> [DIRECTIONS]: Repeat the data exactly as it stands.

> [Website and app data records]:
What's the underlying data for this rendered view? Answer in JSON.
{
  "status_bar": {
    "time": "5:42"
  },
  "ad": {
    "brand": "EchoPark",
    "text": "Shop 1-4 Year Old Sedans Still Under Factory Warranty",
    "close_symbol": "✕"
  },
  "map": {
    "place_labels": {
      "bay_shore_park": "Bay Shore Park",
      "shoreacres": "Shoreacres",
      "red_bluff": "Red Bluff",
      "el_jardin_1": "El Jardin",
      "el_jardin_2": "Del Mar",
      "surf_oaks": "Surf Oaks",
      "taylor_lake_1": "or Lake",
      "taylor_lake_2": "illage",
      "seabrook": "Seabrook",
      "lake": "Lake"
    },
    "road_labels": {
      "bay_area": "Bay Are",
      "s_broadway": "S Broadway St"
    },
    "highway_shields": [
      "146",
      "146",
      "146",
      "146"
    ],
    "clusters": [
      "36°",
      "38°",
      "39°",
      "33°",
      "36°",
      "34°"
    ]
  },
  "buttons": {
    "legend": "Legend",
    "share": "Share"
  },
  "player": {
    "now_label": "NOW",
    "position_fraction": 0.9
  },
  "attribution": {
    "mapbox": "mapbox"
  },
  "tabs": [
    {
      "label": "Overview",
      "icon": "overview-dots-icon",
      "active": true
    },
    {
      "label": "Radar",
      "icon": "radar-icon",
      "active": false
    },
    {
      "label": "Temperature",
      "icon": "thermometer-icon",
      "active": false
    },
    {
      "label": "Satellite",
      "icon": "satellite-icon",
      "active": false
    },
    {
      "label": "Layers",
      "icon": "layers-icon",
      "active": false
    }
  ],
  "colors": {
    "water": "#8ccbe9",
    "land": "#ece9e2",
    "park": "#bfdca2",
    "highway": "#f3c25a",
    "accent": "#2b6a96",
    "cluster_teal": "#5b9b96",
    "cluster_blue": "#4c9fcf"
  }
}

> [OUTPUT FOR THIS TASK]:
What's the underlying data for this rendered view? Answer in JSON.
{
  "status_bar": {
    "time": "5:42"
  },
  "ad": {
    "brand": "EchoPark",
    "text": "Shop 1-4 Year Old Sedans Still Under Factory Warranty",
    "close_symbol": "✕"
  },
  "map": {
    "place_labels": {
      "bay_shore_park": "Bay Shore Park",
      "shoreacres": "Shoreacres",
      "red_bluff": "Red Bluff",
      "el_jardin_1": "El Jardin",
      "el_jardin_2": "Del Mar",
      "surf_oaks": "Surf Oaks",
      "taylor_lake_1": "or Lake",
      "taylor_lake_2": "illage",
      "seabrook": "Seabrook",
      "lake": "Lake"
    },
    "road_labels": {
      "bay_area": "Bay Are",
      "s_broadway": "S Broadway St"
    },
    "highway_shields": [
      "146",
      "146",
      "146",
      "146"
    ],
    "clusters": [
      "36°",
      "38°",
      "39°",
      "33°",
      "36°",
      "34°"
    ]
  },
  "buttons": {
    "legend": "Legend",
    "share": "Share"
  },
  "player": {
    "now_label": "NOW",
    "position_fraction": 0.9
  },
  "attribution": {
    "mapbox": "mapbox"
  },
  "tabs": [
    {
      "label": "Overview",
      "icon": "overview-dots-icon",
      "active": true
    },
    {
      "label": "Radar",
      "icon": "radar-icon",
      "active": false
    },
    {
      "label": "Temperature",
      "icon": "thermometer-icon",
      "active": false
    },
    {
      "label": "Satellite",
      "icon": "satellite-icon",
      "active": false
    },
    {
      "label": "Layers",
      "icon": "layers-icon",
      "active": false
    }
  ],
  "colors": {
    "water": "#8ccbe9",
    "land": "#ece9e2",
    "park": "#bfdca2",
    "highway": "#f3c25a",
    "accent": "#2b6a96",
    "cluster_teal": "#5b9b96",
    "cluster_blue": "#4c9fcf"
  }
}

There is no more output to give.